- Try it: Search the data for the word "title" and copy every line where it occurs.

Data records for software interfaces
>>>

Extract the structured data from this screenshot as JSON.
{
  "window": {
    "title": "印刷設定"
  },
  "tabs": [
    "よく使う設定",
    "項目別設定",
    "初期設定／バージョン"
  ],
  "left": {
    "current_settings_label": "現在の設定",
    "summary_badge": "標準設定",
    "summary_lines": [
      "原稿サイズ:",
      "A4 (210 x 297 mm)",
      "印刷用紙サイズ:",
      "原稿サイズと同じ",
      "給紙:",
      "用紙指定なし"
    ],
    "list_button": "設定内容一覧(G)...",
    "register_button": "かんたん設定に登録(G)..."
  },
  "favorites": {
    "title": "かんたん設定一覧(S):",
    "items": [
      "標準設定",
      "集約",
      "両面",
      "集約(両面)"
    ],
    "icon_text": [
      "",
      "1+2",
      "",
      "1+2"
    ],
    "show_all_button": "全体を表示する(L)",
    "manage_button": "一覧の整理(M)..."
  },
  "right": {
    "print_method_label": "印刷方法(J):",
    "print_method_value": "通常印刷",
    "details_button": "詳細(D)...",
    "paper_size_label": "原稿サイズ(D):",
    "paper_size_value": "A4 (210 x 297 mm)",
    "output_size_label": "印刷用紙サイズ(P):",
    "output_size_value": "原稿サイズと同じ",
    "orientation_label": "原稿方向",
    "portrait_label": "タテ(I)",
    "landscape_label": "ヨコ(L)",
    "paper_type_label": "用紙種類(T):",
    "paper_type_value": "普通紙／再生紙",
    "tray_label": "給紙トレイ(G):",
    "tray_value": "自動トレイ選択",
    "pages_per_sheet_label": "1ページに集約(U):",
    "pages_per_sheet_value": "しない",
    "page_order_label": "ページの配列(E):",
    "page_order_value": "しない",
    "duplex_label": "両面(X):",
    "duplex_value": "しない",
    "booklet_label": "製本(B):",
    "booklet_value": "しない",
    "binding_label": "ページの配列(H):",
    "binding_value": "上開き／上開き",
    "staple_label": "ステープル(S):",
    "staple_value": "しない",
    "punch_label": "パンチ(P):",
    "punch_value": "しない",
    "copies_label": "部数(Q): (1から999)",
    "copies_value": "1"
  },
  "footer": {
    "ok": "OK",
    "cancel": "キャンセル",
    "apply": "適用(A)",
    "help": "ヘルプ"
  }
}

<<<
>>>

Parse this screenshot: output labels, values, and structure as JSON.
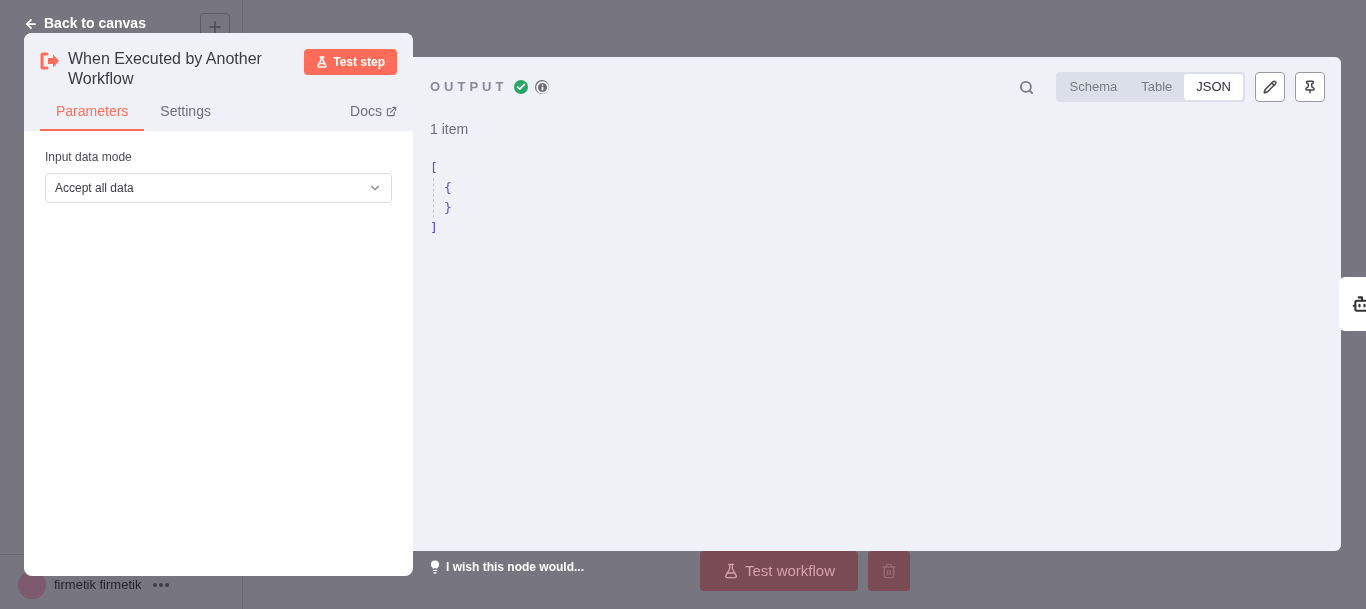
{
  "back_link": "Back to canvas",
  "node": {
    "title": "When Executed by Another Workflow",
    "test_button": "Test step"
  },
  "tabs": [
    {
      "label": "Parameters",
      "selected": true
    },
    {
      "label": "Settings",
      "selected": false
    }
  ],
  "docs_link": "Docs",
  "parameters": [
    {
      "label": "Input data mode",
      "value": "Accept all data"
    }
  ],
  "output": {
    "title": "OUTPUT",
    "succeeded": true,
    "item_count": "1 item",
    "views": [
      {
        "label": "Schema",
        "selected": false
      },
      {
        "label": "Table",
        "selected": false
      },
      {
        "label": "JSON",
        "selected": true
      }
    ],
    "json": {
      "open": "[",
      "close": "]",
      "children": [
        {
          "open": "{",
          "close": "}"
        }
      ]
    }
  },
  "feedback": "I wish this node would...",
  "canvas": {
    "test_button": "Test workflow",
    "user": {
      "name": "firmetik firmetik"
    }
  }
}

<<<
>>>

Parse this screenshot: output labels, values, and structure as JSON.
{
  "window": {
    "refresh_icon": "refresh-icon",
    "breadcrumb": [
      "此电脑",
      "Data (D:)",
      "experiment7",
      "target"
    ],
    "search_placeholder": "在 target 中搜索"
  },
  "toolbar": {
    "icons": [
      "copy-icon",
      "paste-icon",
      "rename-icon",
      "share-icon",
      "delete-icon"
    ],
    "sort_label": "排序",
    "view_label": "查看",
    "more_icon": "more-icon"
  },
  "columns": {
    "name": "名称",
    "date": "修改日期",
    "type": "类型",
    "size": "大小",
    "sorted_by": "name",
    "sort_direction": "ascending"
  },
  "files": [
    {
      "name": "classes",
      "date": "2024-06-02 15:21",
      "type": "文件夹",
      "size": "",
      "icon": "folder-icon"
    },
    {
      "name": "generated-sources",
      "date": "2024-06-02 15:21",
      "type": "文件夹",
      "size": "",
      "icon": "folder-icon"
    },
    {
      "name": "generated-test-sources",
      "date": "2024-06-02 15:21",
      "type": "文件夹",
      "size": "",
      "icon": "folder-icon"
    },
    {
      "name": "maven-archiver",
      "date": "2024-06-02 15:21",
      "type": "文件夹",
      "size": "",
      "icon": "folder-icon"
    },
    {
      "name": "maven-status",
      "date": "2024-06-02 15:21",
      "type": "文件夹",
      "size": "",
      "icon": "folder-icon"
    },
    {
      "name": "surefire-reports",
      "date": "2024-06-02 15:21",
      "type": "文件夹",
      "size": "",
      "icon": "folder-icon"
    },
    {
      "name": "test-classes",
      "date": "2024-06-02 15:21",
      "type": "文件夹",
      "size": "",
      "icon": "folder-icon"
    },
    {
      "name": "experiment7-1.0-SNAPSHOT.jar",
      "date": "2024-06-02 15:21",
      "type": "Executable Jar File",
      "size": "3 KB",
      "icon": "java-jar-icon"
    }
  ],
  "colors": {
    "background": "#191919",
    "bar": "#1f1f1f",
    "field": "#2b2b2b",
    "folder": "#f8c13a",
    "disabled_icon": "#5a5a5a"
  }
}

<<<

- Solution for this task:
    "title": "印刷設定"
    "title": "かんたん設定一覧(S):",
    "title": "When Executed by Another Workflow",
    "title": "OUTPUT",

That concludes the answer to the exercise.